Schindler’s List survivor speaks at I-House

“The way to remember the Holocaust—the way I remember it—is one person at a time,” survivor Leon Leyson said.

By Anna Tenuta

Over 200 students and community members filled the International House to hear the youngest survivor on Schindler’s List, Leon Leyson, share the story of his life during the Holocaust.

Oskar Schindler, a German businessman, saved over one thousand Jews during World War II by using his influence with the Nazi government. Less than 60 of the 1,100 Schindler’s list survivors are alive today.

The event was sponsored by Chabad at the University of Chicago and Hyde Park and the Illinois Holocaust Museum.

“The way to remember the Holocaust—the way I remember it—is one person at a time,” Leyson said.

As the youngest of five children, Leyson spent the first nine years of his life living in a small town in eastern Poland until his father got a job in Krakow, forcing his family to move. Soon after, Germany invaded Poland, and the Nazi party began deporting Jews to concentration camps.

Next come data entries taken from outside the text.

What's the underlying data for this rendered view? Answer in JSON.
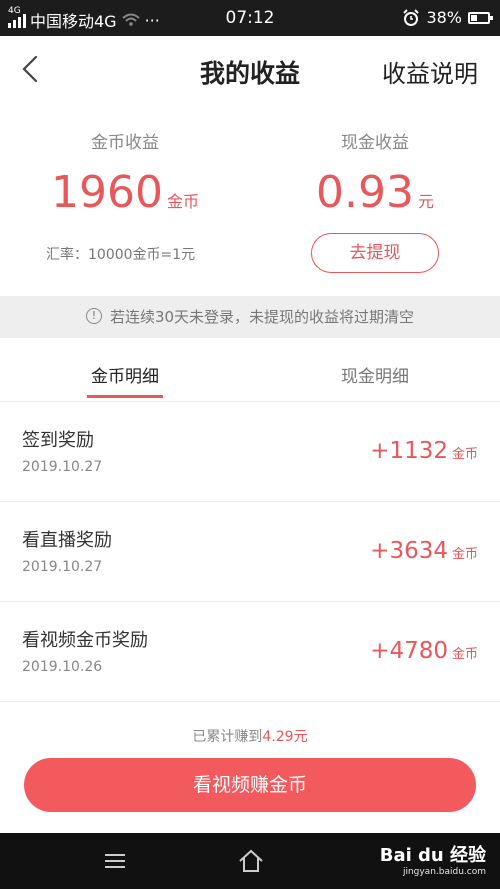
{
  "status_bar": {
    "network_tag": "4G",
    "carrier": "中国移动4G",
    "dots": "···",
    "time": "07:12",
    "battery": "38%",
    "battery_level": 0.38
  },
  "header": {
    "title": "我的收益",
    "explain_label": "收益说明"
  },
  "summary": {
    "coin": {
      "label": "金币收益",
      "value": "1960",
      "unit": "金币"
    },
    "cash": {
      "label": "现金收益",
      "value": "0.93",
      "unit": "元"
    },
    "rate": "汇率：10000金币=1元",
    "withdraw_label": "去提现"
  },
  "notice": {
    "icon_glyph": "!",
    "text": "若连续30天未登录，未提现的收益将过期清空"
  },
  "tabs": [
    {
      "label": "金币明细",
      "active": true
    },
    {
      "label": "现金明细",
      "active": false
    }
  ],
  "records": [
    {
      "name": "签到奖励",
      "date": "2019.10.27",
      "amount": "+1132",
      "unit": "金币"
    },
    {
      "name": "看直播奖励",
      "date": "2019.10.27",
      "amount": "+3634",
      "unit": "金币"
    },
    {
      "name": "看视频金币奖励",
      "date": "2019.10.26",
      "amount": "+4780",
      "unit": "金币"
    }
  ],
  "total": {
    "prefix": "已累计赚到",
    "amount": "4.29元"
  },
  "cta_label": "看视频赚金币",
  "watermark": {
    "brand": "Bai du 经验",
    "url": "jingyan.baidu.com"
  },
  "colors": {
    "accent": "#e8575a",
    "cta": "#f35a5e"
  }
}
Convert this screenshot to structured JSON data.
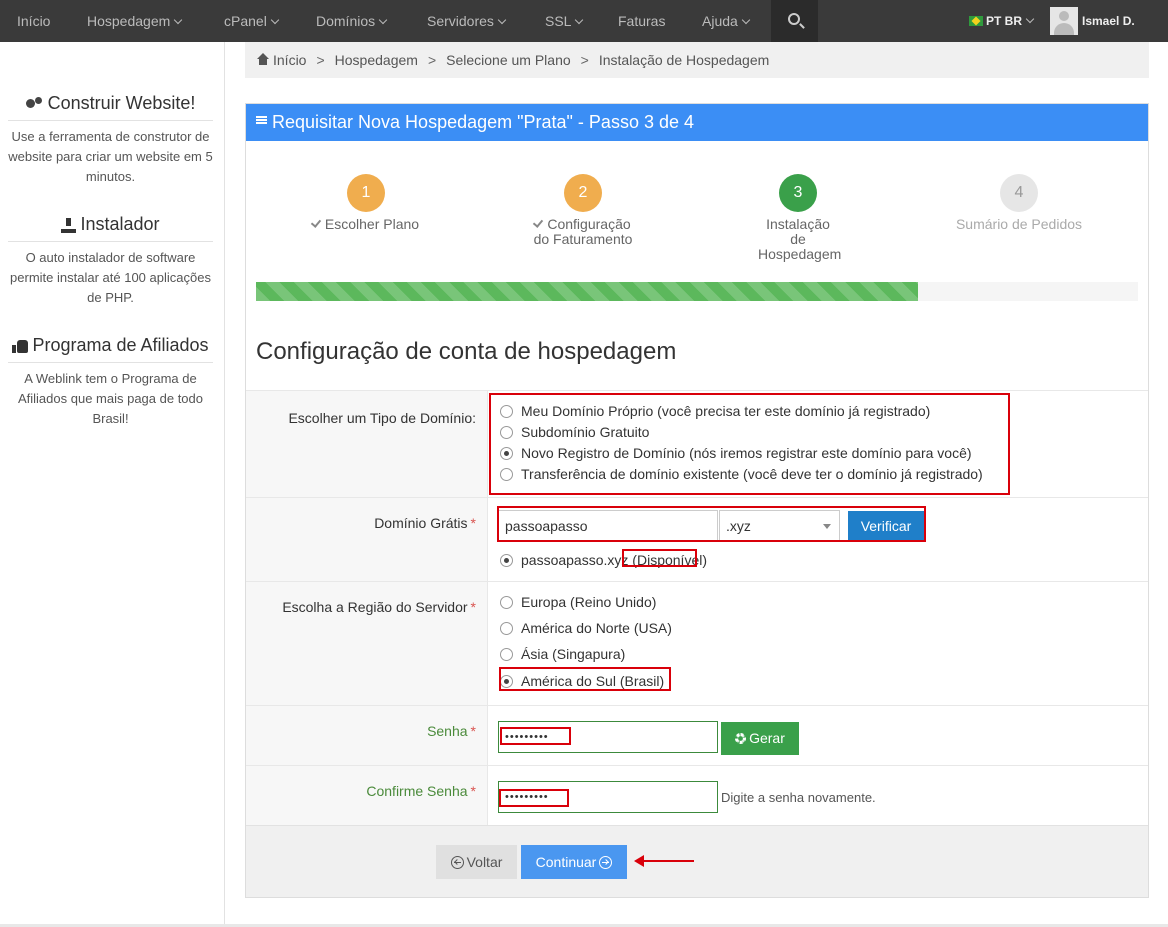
{
  "nav": {
    "items": [
      {
        "label": "Início",
        "caret": false
      },
      {
        "label": "Hospedagem",
        "caret": true
      },
      {
        "label": "cPanel",
        "caret": true
      },
      {
        "label": "Domínios",
        "caret": true
      },
      {
        "label": "Servidores",
        "caret": true
      },
      {
        "label": "SSL",
        "caret": true
      },
      {
        "label": "Faturas",
        "caret": false
      },
      {
        "label": "Ajuda",
        "caret": true
      }
    ],
    "language": "PT BR",
    "user": "Ismael D."
  },
  "sidebar": {
    "blocks": [
      {
        "title": "Construir Website!",
        "icon": "gears-icon",
        "text": "Use a ferramenta de construtor de website para criar um website em 5 minutos."
      },
      {
        "title": "Instalador",
        "icon": "download-icon",
        "text": "O auto instalador de software permite instalar até 100 aplicações de PHP."
      },
      {
        "title": "Programa de Afiliados",
        "icon": "thumbs-up-icon",
        "text": "A Weblink tem o Programa de Afiliados que mais paga de todo Brasil!"
      }
    ]
  },
  "breadcrumb": [
    "Início",
    "Hospedagem",
    "Selecione um Plano",
    "Instalação de Hospedagem"
  ],
  "panel": {
    "title": "Requisitar Nova Hospedagem \"Prata\" - Passo 3 de 4"
  },
  "steps": [
    {
      "number": "1",
      "label": "Escolher Plano",
      "done": true,
      "color": "#f0ad4e"
    },
    {
      "number": "2",
      "label": "Configuração do Faturamento",
      "done": true,
      "color": "#f0ad4e"
    },
    {
      "number": "3",
      "label": "Instalação de Hospedagem",
      "done": false,
      "color": "#3aa04a"
    },
    {
      "number": "4",
      "label": "Sumário de Pedidos",
      "done": false,
      "color": "#e6e6e6"
    }
  ],
  "progress": {
    "fraction": 0.75
  },
  "form": {
    "section_title": "Configuração de conta de hospedagem",
    "domain_type": {
      "label": "Escolher um Tipo de Domínio:",
      "options": [
        {
          "text": "Meu Domínio Próprio (você precisa ter este domínio já registrado)",
          "checked": false
        },
        {
          "text": "Subdomínio Gratuito",
          "checked": false
        },
        {
          "text": "Novo Registro de Domínio (nós iremos registrar este domínio para você)",
          "checked": true
        },
        {
          "text": "Transferência de domínio existente (você deve ter o domínio já registrado)",
          "checked": false
        }
      ]
    },
    "free_domain": {
      "label": "Domínio Grátis",
      "value": "passoapasso",
      "tld": ".xyz",
      "button": "Verificar",
      "result_domain": "passoapasso.xyz",
      "result_status": "Disponível"
    },
    "region": {
      "label": "Escolha a Região do Servidor",
      "options": [
        {
          "text": "Europa (Reino Unido)",
          "checked": false
        },
        {
          "text": "América do Norte (USA)",
          "checked": false
        },
        {
          "text": "Ásia (Singapura)",
          "checked": false
        },
        {
          "text": "América do Sul (Brasil)",
          "checked": true
        }
      ]
    },
    "password": {
      "label": "Senha",
      "value": "•••••••••",
      "generate_button": "Gerar"
    },
    "confirm_password": {
      "label": "Confirme Senha",
      "value": "•••••••••",
      "hint": "Digite a senha novamente."
    },
    "back_button": "Voltar",
    "continue_button": "Continuar"
  },
  "colors": {
    "nav_bg": "#3a3a3a",
    "panel_heading": "#3b8ef5",
    "highlight": "#d9000a",
    "step_done": "#f0ad4e",
    "step_current": "#3aa04a"
  }
}
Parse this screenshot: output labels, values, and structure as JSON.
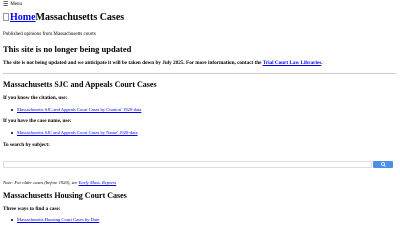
{
  "menu": {
    "icon": "hamburger-icon",
    "label": "Menu"
  },
  "header": {
    "logo_alt": "Home",
    "title": "Massachusetts Cases",
    "tagline": "Published opinions from Massachusetts courts"
  },
  "alert": {
    "heading": "This site is no longer being updated",
    "text": "The site is not being updated and we anticipate it will be taken down by July 2025. For more information, contact the",
    "link_text": "Trial Court Law Libraries",
    "suffix": "."
  },
  "sjc": {
    "title": "Massachusetts SJC and Appeals Court Cases",
    "citation_heading": "If you know the citation, use:",
    "citation_link": "Massachusetts SJC and Appeals Court Cases by Citation' 1920-data",
    "name_heading": "If you have the case name, use:",
    "name_link": "Massachusetts SJC and Appeals Court Cases by Name' 1920-data",
    "subject_heading": "To search by subject:"
  },
  "search": {
    "placeholder": "",
    "button_icon": "search-icon",
    "accent": "#4a8fe7"
  },
  "note": {
    "prefix": "Note: For older cases (before 1920), see",
    "link_text": "Early Mass. Reports"
  },
  "housing": {
    "title": "Massachusetts Housing Court Cases",
    "sub_heading": "Three ways to find a case:",
    "link": "Massachusetts Housing Court Cases by Date"
  }
}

Leyson called his survival “a whole series of fortunate events,” adding he was lucky and driven by his desire to be with his parents.

“If I were to tell you the number of times that my life was in danger, we would have to spend a whole lot of time here,” Leyson said.

Leyson and his family were sent to a camp, but Schindler’s kindness and savvy spare their lives. Schindler bribed the Nazis into allowing a sub-camp right next to his factory. There, he would house Jews and protect them from deportation.

While Leyson’s father was on the list to go with Schindler, Leyson’s transfer was uncertain.

“A few days before the transfer was going to take place, I found out that my name had been crossed off the list,” Leyson said. “I pretty much resigned that I was going to be left in this camp.”

Leyson said that as he went to see his mother off, something within him convinced him to speak up to an officer and told him that his name was on the list and had been crossed off.

“He looked at the list, looked at me and just pointed to the group and grunted,” Leyson said. “If I hadn’t done that, my chances for surviving would have been practically zero in that camp.”

Leyson recalled Schindler as a kind and caring man who did not accept the ideology of the Nazis.

“He stopped and talked to me as I worked my night shift sometimes, looked me in the eye, and waited for an answer,” Leyson said. “When you looked in Schindler’s eyes, there was a little humanity there.”

According to Leyson, Schindler’s efforts to transport all of his workers safely to his other factory went “above and beyond” in all respects.

“At one point, Schindler heard that not all the women on his list were being sent to him,” Leyson explained. “My mother, one of those women, was taken out of the barracks where she awaited the gas chamber, and sent back to the group of women who were going with Schindler’s company.”

As the war neared its end, Leyson remembers Schindler’s departure and his farewell speech in the factory.

“I remember standing there and hearing pretty much the same words that you heard in the movie,” Leyson said, referencing the 1993 Academy Award-winning Schindler’s List.

“In the darkness of all of Europe, there was a little light named Schindler,” Leyson said.